WASECA — Susan Chambers’ poetry is ripe with imagery.
Warm, blue mists rolling through the corn. Midnight pastures full of fireflies. A haggard, but proudly erect old farmer whose DeKalb hat is perched upon his head like a rusty cupola.
Putting those images to canvas, however, is a more challenging task that 13 area artists have endeavored to accomplish in an exhibit that remains on display at the Waseca Art Center through July 25.
“Her poems have all these visual images that represent southern Minnesota,” said Pat Beckmann, executive director of the Waseca Art Center, of Chambers’ poetry. “I figured, ‘Why not illustrate poetry?’ ... This is a totally different concept for a lot of artists.”
Beckmann said she chose Chambers as the featured poet because much of her poetry is grounded in themes and imagery that are native to this area.
Chambers began by submitting about a dozen of her poems for Beckmann’s review. Beckmann then chose three for illustration before artists selected a portion of one poem to paint. Each painting includes the text from their portion of the poem.
Grace Galvin chose to paint the image of the old farmer as represented in “Windshield Window Peeping,” Chambers’ elegiac ode to a farmer who is as unmoved by the winds of change as the old elm on the border of his property.
“He come to tread the rows/dressed in striped coveralls/long sleeves/his stained DeKalb hat perched like/a rusty cupola on his head.”

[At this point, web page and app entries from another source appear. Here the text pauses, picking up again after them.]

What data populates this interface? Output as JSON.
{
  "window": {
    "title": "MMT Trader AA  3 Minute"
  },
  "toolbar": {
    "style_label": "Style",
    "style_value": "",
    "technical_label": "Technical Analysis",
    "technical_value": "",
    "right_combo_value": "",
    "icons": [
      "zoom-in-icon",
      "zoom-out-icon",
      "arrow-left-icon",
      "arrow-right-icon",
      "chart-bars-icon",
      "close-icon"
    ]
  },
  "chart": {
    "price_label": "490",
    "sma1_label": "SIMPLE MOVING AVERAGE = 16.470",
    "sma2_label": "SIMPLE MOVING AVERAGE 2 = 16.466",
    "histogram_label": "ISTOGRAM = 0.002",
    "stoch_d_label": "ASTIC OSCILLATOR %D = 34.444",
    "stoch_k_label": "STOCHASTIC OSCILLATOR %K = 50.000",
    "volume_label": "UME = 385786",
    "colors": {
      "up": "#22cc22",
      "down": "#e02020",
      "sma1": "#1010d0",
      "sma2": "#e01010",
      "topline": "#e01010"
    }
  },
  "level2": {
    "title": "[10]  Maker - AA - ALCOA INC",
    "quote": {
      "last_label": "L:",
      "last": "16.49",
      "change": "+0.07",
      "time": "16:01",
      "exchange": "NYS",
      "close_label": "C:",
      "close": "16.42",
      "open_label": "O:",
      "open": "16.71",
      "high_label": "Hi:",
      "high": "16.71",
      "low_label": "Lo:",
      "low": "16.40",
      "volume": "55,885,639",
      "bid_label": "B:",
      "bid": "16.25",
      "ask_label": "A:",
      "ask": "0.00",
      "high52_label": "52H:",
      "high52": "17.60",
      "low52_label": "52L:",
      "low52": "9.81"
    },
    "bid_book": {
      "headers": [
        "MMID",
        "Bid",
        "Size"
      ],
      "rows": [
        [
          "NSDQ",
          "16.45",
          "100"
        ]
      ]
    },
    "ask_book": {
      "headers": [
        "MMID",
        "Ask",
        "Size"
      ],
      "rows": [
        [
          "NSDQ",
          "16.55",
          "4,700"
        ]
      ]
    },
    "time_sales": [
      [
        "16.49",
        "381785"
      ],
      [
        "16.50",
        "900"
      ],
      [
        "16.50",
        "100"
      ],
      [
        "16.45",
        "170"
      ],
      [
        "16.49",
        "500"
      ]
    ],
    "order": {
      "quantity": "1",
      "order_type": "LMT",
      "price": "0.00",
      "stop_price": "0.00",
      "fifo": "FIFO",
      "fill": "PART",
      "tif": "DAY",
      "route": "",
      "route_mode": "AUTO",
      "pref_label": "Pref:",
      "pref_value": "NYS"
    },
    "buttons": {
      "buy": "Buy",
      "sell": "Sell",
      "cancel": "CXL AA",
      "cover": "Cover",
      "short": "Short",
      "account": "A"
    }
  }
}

Galvin said she gathered inspiration for the painting by conjuring images of farmers she’s known herself. Her husband (definitely not a farmer, she said) posed as a model.
“I just dreamt up the rest of it,” she said.
Carol Stott illustrated the portion of the poem “Insomnia” that concludes:
“The moon does not meet/the tree line until the pink glow/from the east demands/that I push from bed,/drag back to an office/that does not care/who rested or who hunted/last night.”
Retaining her distinct watercolor style, Stott juxtaposed a glowing tree line with an authoritative-looking office building, a sleep-dazed woman contemplating them both.
“I read and re-read the poem for a week or so and did quite a few sketches,” said Stott, a habitually meticulous artist who has said it’s not uncommon to return to a piece many times over the course of weeks. “I could’ve filled up several pieces of paper just from one section of her poems.”
The portion of “Hayloft’s Gift of Night” that Judith Forster Monson chose references dust motes that “climb the shafts of light” that peer in through holes in the barn wall.
Painting such dust motes, however, proved a technical challenge for the artist. While covering the rest of the painting, Forster Monson used a toothbrush to flick white paint onto a ray of light that bisects her canvas.
“Artists have all kinds of tricks,” she said, adding that it was an exciting opportunity to illustrate Chambers Stevens’ work: “We are just enchanted with her poetry.”
The exhibit was funded by a grant provided by the Prairie Lakes Regional Arts Council from the Minnesota Arts and Cultural Heritage Fund.